_What is being asked_: Using the data below, copy every line that contains the word "chevron".

[Dataset rows for apps and sites]
:::::

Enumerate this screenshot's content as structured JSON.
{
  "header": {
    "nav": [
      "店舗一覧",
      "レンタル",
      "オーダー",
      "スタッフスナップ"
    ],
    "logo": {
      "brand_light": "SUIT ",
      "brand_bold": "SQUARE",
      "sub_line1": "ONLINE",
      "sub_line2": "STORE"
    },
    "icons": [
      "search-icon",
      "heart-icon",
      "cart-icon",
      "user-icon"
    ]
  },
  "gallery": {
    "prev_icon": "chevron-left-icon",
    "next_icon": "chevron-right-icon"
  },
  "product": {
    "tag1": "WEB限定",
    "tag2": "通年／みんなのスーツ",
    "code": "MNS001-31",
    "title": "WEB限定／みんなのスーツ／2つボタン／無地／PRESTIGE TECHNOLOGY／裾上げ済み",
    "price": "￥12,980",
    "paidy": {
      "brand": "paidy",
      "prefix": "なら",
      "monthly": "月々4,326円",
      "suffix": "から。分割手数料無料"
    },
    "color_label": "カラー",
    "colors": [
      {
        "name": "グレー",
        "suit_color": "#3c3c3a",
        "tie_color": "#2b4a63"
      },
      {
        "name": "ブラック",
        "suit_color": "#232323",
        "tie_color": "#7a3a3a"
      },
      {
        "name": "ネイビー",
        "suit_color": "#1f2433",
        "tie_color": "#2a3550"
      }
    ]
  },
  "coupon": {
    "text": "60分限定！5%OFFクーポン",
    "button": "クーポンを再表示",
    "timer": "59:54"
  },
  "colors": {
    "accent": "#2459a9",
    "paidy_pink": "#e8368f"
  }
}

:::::

_Exercise output_:
    "prev_icon": "chevron-left-icon",
    "next_icon": "chevron-right-icon"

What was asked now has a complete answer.